> Entries supplied
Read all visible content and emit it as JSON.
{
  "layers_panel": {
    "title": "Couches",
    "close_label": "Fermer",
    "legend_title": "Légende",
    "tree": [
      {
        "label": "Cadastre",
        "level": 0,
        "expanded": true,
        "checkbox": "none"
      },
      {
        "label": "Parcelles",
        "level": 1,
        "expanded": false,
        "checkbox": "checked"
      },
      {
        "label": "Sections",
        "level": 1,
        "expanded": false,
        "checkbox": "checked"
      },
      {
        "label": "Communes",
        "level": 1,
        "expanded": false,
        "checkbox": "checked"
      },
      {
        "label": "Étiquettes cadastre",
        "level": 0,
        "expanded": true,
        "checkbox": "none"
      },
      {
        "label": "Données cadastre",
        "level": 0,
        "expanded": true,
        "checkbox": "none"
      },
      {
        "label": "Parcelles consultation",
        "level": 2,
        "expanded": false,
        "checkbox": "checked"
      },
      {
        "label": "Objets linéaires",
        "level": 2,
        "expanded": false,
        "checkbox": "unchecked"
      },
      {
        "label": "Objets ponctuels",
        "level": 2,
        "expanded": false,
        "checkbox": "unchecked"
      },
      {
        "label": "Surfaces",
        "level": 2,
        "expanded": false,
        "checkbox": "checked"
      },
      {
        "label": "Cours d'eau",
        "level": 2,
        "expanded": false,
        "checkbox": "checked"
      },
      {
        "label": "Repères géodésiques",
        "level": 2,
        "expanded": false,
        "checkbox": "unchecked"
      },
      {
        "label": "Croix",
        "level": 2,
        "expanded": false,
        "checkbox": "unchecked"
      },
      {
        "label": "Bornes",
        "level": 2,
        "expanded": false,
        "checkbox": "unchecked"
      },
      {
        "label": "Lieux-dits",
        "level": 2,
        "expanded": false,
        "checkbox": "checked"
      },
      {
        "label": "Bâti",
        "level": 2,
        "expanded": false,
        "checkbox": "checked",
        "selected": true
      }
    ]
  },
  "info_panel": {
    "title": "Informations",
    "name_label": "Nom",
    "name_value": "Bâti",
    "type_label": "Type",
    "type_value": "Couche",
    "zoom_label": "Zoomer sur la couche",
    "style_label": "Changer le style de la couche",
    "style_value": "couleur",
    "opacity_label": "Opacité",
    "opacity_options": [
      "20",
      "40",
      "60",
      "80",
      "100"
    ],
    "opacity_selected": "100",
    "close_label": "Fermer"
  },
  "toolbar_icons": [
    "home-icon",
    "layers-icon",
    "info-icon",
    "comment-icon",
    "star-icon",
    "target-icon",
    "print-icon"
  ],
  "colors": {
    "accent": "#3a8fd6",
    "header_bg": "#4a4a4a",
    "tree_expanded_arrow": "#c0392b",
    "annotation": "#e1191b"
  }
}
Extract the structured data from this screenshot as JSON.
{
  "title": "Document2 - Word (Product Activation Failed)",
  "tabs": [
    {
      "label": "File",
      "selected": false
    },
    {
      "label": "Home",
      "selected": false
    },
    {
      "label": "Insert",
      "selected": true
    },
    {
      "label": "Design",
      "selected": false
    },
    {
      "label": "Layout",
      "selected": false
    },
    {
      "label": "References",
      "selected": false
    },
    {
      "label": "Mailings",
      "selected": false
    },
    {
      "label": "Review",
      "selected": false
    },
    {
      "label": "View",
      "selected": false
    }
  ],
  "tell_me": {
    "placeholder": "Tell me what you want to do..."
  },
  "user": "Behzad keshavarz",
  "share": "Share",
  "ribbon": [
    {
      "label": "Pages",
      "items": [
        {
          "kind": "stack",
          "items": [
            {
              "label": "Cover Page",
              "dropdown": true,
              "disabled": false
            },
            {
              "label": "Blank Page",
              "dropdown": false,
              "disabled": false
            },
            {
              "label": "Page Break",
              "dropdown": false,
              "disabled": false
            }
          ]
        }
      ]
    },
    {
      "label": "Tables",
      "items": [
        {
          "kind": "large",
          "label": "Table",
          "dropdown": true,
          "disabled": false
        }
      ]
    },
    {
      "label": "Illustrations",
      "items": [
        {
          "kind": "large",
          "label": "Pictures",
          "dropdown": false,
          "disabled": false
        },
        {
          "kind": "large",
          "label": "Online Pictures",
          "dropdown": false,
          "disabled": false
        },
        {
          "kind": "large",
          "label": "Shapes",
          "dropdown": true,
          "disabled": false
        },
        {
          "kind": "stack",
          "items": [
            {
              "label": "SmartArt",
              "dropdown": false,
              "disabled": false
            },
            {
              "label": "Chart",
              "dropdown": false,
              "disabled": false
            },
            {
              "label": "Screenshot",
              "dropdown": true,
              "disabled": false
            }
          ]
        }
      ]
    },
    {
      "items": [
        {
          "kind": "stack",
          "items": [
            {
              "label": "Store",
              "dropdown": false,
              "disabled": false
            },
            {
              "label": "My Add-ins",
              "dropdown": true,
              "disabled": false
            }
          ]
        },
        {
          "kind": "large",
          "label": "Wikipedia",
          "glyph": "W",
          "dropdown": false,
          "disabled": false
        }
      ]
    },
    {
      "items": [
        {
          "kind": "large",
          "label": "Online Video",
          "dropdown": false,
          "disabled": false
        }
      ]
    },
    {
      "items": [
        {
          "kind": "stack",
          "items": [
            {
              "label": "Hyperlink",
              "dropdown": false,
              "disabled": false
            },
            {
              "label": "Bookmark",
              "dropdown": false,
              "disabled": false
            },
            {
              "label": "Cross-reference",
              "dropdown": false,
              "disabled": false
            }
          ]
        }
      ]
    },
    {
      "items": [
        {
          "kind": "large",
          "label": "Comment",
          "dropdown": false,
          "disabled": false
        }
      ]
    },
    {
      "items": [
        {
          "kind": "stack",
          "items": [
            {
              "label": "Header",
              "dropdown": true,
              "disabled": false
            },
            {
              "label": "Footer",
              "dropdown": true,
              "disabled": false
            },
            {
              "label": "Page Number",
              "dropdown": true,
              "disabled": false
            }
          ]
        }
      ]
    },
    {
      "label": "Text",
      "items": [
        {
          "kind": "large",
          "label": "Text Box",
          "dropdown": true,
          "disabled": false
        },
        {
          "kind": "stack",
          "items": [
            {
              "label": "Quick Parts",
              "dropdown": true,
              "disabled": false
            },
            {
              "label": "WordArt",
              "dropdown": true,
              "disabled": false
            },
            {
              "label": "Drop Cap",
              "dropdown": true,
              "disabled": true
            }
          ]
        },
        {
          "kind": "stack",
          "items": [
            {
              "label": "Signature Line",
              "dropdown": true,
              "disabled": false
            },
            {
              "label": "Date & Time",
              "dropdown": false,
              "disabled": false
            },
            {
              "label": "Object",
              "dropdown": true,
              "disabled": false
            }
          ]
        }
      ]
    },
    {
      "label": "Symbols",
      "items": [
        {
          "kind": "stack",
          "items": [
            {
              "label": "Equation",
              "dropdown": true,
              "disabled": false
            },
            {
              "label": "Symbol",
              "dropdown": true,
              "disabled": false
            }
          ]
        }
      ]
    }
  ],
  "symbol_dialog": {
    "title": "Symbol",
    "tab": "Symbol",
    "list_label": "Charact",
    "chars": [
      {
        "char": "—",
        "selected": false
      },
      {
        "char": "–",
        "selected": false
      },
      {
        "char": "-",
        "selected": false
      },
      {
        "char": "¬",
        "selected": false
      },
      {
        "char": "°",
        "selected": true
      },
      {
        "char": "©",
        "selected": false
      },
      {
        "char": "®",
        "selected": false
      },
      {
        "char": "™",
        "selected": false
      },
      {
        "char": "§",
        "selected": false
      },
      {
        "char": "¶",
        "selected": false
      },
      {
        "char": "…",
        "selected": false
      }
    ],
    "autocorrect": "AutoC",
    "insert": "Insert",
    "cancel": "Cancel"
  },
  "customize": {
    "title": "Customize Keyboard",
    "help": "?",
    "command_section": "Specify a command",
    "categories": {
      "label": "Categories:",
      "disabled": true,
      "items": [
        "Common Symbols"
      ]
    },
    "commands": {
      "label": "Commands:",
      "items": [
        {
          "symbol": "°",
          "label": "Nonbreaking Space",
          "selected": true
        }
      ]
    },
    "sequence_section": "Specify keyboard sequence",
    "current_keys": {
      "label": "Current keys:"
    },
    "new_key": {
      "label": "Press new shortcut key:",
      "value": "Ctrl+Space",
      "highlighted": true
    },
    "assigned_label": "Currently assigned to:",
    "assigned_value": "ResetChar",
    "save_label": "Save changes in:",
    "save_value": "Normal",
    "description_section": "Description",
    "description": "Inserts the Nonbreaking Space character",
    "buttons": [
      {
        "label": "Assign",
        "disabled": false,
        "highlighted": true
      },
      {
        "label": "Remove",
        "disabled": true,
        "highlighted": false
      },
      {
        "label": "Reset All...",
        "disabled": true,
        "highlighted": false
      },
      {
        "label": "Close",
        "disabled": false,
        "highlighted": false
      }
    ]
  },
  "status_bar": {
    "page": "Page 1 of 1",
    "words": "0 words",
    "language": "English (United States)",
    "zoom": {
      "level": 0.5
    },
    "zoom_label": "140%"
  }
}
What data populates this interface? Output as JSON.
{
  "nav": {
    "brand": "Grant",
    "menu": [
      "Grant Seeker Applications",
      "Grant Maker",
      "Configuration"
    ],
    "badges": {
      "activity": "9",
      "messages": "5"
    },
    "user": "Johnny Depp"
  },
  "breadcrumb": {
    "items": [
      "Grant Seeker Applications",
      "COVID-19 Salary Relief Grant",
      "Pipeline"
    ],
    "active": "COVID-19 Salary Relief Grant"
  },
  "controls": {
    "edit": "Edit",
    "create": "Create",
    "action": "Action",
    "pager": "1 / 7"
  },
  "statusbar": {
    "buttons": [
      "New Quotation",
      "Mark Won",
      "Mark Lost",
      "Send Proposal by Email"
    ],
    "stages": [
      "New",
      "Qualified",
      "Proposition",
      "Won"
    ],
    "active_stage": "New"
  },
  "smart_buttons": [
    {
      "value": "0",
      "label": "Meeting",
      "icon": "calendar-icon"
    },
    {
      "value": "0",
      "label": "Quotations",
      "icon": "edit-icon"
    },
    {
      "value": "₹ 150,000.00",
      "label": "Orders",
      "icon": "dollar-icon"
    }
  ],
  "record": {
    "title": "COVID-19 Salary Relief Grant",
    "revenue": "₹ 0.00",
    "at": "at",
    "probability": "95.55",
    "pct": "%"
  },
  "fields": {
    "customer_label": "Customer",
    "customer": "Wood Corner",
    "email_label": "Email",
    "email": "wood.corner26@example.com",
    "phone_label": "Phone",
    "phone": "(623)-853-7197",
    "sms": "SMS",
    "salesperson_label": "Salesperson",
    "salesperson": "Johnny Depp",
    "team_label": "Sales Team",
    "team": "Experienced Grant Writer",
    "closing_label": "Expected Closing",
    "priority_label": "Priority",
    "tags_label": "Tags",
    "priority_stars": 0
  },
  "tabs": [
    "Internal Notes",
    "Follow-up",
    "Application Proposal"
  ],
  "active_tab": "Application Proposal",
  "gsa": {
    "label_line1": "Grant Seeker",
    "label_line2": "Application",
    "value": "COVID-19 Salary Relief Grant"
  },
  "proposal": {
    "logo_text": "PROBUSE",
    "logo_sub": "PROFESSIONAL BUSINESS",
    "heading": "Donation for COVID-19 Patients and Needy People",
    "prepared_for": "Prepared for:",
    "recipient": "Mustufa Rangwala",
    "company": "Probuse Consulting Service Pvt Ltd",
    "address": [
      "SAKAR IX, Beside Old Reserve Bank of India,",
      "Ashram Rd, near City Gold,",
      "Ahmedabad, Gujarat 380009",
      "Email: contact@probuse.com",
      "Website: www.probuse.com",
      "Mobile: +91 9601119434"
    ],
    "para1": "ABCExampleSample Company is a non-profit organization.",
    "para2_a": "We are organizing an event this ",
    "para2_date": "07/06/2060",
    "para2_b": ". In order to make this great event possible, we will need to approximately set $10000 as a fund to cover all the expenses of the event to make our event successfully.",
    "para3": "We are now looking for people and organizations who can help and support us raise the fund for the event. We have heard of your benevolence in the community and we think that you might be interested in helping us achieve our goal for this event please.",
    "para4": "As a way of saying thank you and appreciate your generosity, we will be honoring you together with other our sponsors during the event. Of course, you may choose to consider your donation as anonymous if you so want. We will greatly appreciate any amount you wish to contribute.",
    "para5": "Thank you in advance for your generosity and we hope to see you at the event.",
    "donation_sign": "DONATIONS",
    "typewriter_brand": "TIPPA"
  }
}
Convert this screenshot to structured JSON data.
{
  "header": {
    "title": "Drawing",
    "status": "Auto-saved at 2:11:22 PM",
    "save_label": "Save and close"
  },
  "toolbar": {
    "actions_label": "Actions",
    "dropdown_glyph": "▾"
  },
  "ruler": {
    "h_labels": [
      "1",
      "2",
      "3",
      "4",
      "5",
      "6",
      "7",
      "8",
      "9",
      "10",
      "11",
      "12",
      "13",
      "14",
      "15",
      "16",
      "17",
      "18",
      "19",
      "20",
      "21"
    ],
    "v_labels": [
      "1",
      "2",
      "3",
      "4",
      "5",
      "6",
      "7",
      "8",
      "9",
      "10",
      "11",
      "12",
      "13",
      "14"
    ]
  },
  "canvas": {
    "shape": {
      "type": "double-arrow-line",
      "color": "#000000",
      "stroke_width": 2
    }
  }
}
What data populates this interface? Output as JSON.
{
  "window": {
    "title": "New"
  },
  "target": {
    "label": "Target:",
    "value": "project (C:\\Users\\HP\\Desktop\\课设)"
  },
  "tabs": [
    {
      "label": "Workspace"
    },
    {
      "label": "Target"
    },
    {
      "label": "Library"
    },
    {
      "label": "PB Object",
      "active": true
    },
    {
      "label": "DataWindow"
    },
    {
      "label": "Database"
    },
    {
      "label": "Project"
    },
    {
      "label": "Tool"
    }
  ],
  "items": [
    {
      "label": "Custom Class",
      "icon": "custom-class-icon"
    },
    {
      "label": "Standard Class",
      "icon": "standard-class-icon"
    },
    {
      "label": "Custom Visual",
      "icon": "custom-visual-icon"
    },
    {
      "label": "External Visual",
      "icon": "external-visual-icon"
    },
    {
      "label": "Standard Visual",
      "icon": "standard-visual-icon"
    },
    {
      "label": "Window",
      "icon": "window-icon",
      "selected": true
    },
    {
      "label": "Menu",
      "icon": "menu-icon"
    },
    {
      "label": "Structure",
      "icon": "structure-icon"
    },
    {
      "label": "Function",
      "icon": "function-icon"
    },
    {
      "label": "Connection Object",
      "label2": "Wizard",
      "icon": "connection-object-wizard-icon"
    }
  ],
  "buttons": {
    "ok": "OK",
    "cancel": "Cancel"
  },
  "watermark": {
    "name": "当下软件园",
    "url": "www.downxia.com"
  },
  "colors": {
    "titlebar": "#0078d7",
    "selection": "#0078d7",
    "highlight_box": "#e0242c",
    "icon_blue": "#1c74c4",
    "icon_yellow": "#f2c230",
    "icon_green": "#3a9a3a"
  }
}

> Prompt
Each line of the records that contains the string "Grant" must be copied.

> Exercise output
    "brand": "Grant",
      "Grant Seeker Applications",
      "Grant Maker",
      "Grant Seeker Applications",
      "COVID-19 Salary Relief Grant",
    "active": "COVID-19 Salary Relief Grant"
    "title": "COVID-19 Salary Relief Grant",
    "team": "Experienced Grant Writer",
    "label_line1": "Grant Seeker",
    "value": "COVID-19 Salary Relief Grant"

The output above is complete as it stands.